The film is far better than similar films of today, mainly because it does not rely on using actors for their ability to look good rather than act, some bint with more mamory glands than talent, or C-G-bloody-I!
The whole family can watch this and enjoy it, and the extras are a must for any Harryhausen fan, though if you already own a Harryhausen DVD the chances are you already own the extras as they all seem to have them.
This film has all the 50's Sci-Fi standards except the flame thrower. We start off with a narrative that shows an atomic test taking place in the frozen north. Two people go out to take readings after the test. One does not come back and the other is delusional, talking of a monster. Naturally he needs curing and is almost well with a female paleontologist starts to believe him and offers to let him eat her sandwiches and look at mug shots of mobsters past. Can the authorities be convinced before it is too late?
Yes I know most people watched this movie because it has Lee Van Cleef playing a pivotal role. Yet we should not forget the many other familiar character actors that make this a true 50's monster picture. First there is that cute little monster himself curtseys of Ray Harryhausen; when he pushes over a lighthouse I can only think of one of my cats. He had the same mischievous look.
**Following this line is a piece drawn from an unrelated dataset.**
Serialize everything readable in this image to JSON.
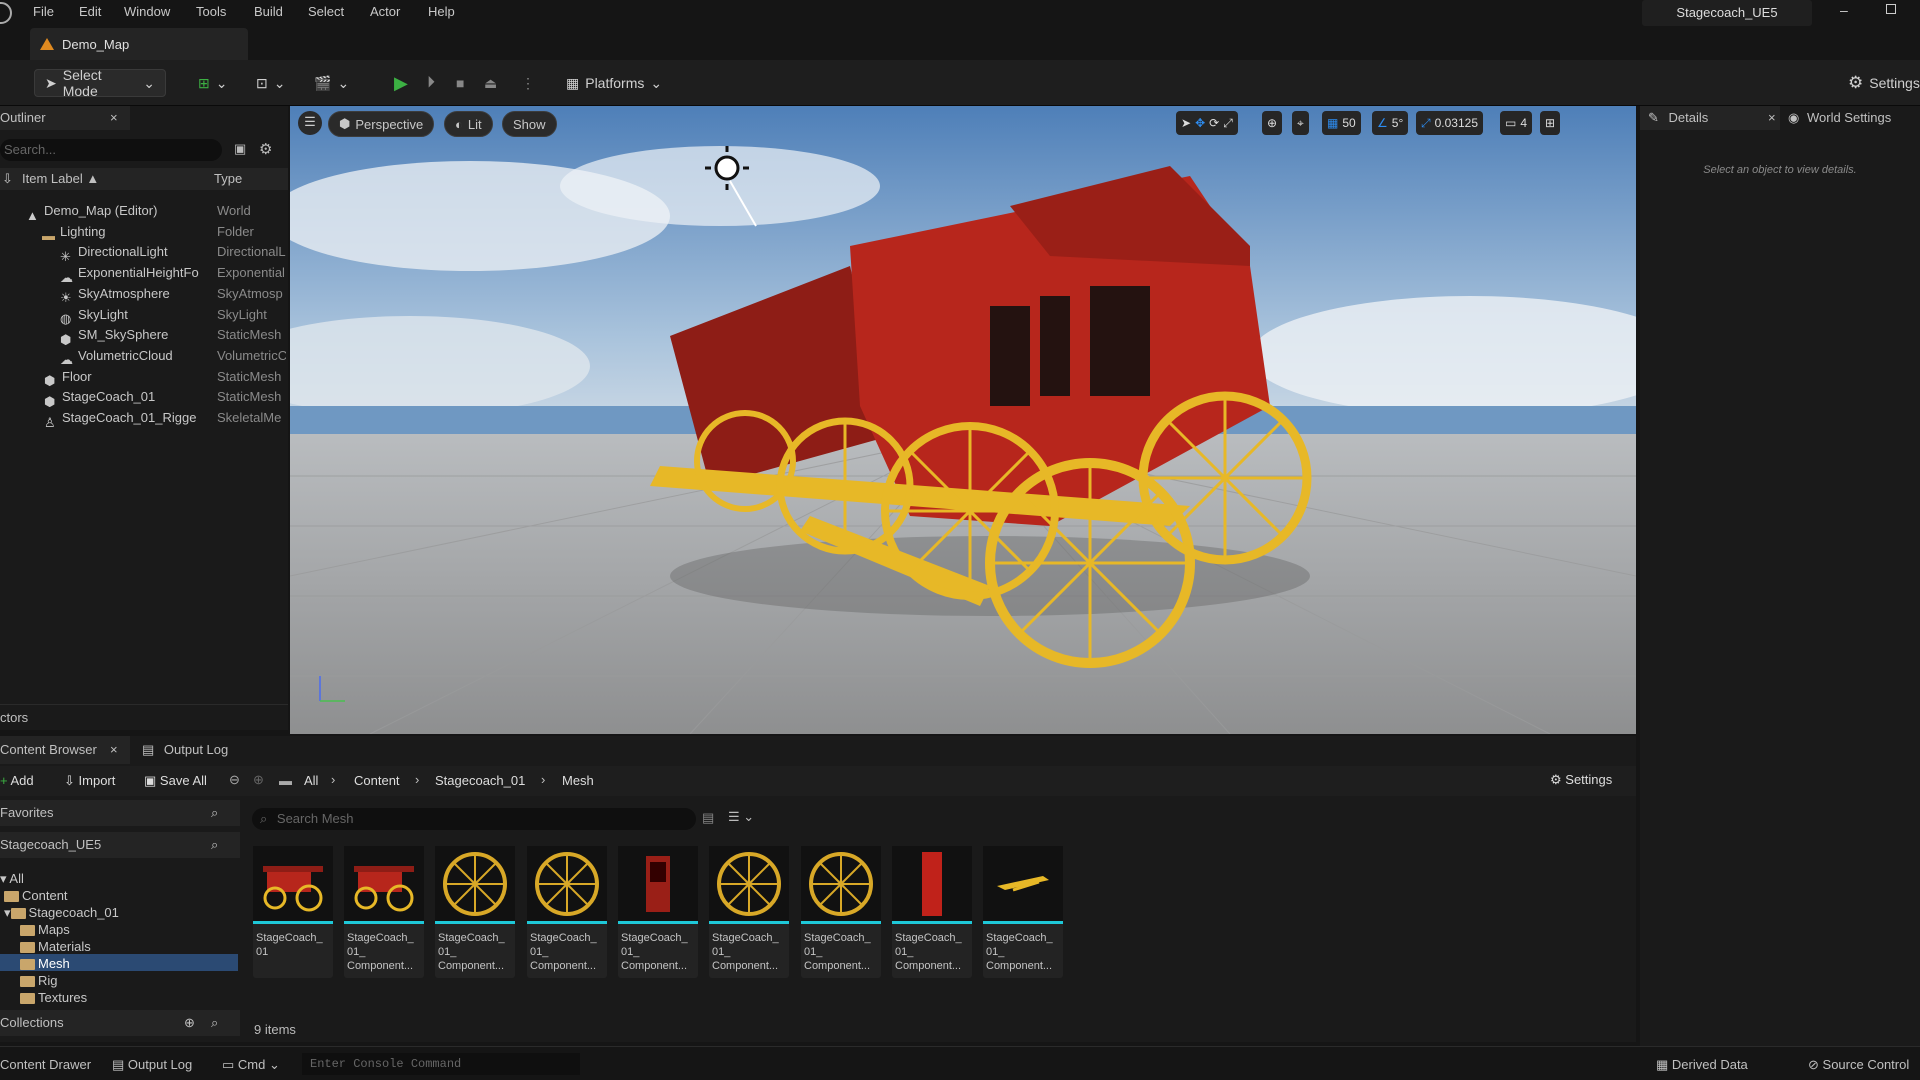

Then there is Paula Raymond who has been in every TV play from "77 Sunset Strip" to several "Perry Mason's." Not to mention Cecil Kellaway, Dr. Chumley in Harvey (1950). Kenneth Tobey as Captain Patrick Hendry in "The Thing From Another World" (1951). There are way too many to mention here; so you will just have to watch for yourself.